Through his first 11 years at K-State, Norris saw 32 academic distinctions given to his golfers.
Norris came to K-State from UTEP, where he led the Miners to six NCAA West Regional appearances (1990, `91, `93, `95, `96, `97), while coaching two-time All-American and 1995 Western Athletic Conference Player of the Year Ryan Hietala during his seven-year stint as head coach. His 1990, `91 and `95 squads appeared in the NCAA Championship and he had individuals take part at nationals in 1994 and 1997.
Prior to becoming the head golf coach at UTEP, Norris played on the PGA Tour, where he brought home four tournament titles in his nine-year career. Norris holds the distinction of going through qualifying school three times and qualifying each time. His first victory came at the 1980 California State Open.
Norris' second victory on the tour came at the 1982 Greater Hartford Open held at Wethersfield Country Club. Norris won the Greater Hartford Open in a convincing fashion, as he defeated Ray Floyd and Hubert Green by six strokes. Norris fired a tournament record 72-hole score of 63-64-66-66--259 (-25), a record which still stands. Norris' tournament record at the Greater Hartford Open is the fifth-longest standing tournament scoring record on the PGA Tour.
Norris' third tournament title came at the Spalding Invitational Pro-Am in Pebble Beach, Calif., in 1986. Norris carded an unthinkable second round score of 64 at the Pebble Beach Golf Links, which is tied for the third lowest score in the course's storied history. The round of 64 at Pebble puts him in a group with only a few others that have accomplished the same feat. Other PGA Tour greats that have shot a 64 at Pebble include Paul Azinger, Ray Floyd, Jeff Sluman, Payne Stewart and Tiger Woods.

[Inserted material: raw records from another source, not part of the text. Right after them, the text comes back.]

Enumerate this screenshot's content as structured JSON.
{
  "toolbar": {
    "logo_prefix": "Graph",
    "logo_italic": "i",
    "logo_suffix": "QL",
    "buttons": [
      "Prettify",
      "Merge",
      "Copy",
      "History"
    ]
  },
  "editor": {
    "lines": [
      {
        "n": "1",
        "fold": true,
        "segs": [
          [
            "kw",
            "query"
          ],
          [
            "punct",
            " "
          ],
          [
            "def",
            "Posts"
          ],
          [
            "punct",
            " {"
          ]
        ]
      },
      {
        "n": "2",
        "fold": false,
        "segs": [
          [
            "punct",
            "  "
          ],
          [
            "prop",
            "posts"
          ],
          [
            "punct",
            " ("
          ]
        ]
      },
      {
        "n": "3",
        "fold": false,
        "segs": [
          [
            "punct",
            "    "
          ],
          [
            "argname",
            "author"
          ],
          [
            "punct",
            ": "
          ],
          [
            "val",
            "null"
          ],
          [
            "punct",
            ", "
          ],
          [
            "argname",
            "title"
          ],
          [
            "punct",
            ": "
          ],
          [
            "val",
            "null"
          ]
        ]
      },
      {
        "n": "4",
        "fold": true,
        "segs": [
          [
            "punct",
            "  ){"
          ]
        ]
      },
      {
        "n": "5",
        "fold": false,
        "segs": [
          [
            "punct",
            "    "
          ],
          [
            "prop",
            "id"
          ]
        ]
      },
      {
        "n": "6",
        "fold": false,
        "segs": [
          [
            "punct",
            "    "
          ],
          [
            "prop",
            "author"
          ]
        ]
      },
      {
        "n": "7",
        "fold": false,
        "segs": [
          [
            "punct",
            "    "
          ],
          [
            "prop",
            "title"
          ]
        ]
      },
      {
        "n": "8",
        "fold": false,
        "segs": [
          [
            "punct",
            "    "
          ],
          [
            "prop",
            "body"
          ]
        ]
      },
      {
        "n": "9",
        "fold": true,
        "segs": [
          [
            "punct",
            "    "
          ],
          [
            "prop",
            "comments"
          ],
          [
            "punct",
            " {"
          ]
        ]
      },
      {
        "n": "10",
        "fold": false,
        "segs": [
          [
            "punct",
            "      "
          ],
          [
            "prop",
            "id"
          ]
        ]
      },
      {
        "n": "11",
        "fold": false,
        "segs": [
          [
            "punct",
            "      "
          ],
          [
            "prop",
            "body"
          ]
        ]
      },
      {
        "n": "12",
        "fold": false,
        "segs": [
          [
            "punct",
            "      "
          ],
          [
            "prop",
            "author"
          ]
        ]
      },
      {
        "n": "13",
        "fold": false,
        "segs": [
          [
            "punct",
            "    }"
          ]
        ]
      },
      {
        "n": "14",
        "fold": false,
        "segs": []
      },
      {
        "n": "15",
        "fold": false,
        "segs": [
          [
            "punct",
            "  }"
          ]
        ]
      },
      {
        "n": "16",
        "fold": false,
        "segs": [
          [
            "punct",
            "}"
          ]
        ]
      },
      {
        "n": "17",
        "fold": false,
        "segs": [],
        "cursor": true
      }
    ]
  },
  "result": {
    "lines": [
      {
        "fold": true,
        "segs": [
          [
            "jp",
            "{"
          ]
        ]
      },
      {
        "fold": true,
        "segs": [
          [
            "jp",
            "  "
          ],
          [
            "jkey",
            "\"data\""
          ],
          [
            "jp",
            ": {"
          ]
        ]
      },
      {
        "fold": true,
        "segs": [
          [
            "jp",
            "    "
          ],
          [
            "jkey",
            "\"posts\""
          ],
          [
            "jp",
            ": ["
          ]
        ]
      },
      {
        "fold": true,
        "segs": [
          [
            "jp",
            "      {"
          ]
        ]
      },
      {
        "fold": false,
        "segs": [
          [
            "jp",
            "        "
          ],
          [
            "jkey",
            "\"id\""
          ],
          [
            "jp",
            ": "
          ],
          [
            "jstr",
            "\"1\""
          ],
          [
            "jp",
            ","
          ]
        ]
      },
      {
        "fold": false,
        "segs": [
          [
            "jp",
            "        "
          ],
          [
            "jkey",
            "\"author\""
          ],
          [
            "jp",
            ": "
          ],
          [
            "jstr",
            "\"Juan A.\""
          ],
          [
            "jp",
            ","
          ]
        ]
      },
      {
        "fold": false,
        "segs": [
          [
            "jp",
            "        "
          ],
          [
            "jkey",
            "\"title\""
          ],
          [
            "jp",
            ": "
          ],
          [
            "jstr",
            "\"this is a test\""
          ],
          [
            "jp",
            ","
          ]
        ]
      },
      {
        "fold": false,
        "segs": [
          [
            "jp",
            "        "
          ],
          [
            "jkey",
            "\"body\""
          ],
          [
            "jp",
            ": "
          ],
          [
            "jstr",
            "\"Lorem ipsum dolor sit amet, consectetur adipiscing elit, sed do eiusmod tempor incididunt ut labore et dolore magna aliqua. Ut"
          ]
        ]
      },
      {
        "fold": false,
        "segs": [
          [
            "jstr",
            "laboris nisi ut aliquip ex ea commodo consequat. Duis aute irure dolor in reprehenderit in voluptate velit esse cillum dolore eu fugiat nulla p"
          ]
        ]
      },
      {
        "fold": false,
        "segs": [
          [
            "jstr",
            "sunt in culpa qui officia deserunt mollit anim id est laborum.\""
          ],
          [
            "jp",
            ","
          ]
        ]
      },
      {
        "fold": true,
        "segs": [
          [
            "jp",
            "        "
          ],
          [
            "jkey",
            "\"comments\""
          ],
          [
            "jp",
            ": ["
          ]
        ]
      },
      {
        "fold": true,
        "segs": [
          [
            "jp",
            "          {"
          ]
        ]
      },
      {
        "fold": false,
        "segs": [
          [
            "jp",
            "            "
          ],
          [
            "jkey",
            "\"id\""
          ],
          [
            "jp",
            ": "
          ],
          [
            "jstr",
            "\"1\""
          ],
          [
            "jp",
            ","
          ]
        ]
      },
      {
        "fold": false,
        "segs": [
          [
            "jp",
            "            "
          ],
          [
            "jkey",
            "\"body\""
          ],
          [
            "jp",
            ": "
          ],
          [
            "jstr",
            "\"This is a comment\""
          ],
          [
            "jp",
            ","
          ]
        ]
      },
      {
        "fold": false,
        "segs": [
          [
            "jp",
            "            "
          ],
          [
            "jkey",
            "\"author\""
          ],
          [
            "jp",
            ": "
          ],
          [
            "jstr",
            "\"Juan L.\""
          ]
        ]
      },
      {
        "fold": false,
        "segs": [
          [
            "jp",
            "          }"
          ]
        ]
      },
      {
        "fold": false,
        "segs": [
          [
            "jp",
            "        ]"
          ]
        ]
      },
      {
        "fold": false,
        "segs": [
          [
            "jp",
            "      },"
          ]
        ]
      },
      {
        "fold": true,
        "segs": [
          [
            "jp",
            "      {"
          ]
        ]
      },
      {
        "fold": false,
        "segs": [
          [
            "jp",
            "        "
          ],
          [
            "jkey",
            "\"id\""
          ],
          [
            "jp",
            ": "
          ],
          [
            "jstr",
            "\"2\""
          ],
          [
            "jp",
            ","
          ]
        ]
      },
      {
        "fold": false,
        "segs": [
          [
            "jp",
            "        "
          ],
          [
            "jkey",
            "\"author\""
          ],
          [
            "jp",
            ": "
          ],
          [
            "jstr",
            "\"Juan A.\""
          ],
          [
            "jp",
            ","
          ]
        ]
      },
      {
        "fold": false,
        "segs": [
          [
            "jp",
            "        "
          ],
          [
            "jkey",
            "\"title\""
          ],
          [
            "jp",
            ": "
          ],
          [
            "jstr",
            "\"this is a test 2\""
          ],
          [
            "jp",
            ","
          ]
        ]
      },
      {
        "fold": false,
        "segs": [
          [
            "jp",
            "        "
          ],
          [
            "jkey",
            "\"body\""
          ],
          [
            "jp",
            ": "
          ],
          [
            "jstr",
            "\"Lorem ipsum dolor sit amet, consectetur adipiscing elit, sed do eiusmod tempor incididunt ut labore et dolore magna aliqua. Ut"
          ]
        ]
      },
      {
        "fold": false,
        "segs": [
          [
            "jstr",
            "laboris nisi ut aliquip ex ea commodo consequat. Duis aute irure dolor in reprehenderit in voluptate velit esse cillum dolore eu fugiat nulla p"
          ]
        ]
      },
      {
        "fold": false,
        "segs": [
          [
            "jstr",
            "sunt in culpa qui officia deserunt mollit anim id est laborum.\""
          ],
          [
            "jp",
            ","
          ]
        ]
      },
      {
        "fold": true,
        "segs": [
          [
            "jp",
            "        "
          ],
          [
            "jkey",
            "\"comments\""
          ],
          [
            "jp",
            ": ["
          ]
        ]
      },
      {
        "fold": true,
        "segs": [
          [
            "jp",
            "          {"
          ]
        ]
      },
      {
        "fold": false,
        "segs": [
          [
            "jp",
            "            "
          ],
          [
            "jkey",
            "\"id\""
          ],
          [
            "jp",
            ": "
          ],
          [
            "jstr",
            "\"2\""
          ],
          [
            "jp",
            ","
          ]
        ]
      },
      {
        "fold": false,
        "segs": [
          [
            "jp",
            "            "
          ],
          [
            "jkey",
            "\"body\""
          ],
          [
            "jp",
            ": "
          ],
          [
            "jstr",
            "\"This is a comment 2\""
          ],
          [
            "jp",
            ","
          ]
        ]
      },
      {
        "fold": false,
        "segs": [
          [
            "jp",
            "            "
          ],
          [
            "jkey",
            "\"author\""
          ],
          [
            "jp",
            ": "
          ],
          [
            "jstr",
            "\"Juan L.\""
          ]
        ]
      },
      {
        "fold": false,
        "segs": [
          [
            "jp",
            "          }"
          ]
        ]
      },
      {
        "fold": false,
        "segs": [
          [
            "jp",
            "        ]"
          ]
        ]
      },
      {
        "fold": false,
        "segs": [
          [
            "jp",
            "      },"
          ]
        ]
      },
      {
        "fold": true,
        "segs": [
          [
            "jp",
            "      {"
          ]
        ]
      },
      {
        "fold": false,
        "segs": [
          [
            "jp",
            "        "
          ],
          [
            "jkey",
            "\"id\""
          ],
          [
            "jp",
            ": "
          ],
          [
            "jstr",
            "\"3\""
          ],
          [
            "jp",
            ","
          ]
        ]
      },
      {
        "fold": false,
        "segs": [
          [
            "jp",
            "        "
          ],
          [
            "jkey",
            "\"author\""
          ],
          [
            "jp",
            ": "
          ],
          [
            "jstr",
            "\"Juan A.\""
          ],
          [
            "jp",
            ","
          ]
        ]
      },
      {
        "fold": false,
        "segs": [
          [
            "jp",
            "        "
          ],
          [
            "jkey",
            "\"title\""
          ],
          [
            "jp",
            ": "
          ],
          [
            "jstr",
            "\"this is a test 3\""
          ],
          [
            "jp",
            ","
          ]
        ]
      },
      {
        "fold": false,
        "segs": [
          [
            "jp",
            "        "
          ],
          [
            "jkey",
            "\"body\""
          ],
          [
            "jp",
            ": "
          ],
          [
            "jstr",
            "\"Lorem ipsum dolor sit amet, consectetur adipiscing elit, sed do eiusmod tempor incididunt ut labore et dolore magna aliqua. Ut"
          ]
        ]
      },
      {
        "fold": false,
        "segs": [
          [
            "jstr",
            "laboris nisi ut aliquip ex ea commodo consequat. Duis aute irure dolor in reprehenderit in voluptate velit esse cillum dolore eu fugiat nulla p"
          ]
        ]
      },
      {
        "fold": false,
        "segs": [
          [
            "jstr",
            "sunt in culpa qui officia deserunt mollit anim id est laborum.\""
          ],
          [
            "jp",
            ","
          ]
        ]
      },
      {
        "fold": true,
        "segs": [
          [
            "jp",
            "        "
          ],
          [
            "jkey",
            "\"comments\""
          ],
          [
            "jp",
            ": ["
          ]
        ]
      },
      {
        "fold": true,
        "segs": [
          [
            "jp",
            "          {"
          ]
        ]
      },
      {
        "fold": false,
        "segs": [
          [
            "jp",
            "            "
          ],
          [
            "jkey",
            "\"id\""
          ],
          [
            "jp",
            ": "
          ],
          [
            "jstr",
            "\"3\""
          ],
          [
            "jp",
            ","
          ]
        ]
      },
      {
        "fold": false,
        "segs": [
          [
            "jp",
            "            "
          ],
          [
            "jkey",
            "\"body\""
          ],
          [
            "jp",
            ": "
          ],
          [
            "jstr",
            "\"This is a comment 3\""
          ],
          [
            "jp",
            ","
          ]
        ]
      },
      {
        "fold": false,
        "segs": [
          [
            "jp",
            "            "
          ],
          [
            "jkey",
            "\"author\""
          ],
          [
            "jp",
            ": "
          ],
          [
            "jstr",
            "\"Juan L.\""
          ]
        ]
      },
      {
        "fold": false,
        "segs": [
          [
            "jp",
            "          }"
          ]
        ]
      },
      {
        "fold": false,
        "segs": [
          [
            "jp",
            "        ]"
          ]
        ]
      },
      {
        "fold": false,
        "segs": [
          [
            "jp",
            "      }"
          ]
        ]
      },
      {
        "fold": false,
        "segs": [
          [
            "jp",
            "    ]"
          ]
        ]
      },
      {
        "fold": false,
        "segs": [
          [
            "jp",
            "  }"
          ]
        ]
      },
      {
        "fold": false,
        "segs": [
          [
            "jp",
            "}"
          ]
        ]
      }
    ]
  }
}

Norris' final victory came in 1992 at the Sun Country PGA Championship at Santa Teresa, N.M. Norris won the tournament while he was the head coach at UTEP.
Overall, Norris had a very successful professional career, recording nine other top 10 finishes during his nine years on the Tour. His professional career ended prematurely due to an injury to his right hand.
Collegiately, Norris starred at Fresno State, where he was a two-time All-American. Norris' 1980 stroke average of 71.89 stood atop the Bulldog's all-time single-season scoring charts for 20 years. The 1980 season was a very successful year for Norris as he garnered first team All-American honors. He went on to earn Fresno State Athlete of the Year accolades. During the 1978-79 season, Norris was tabbed a second team All-American after transferring to FSU from Fresno City College.
A native of Fresno, Calif., Norris and his wife, Shelley, reside in Manhattan with their daughter, Ashley and son, Tyler.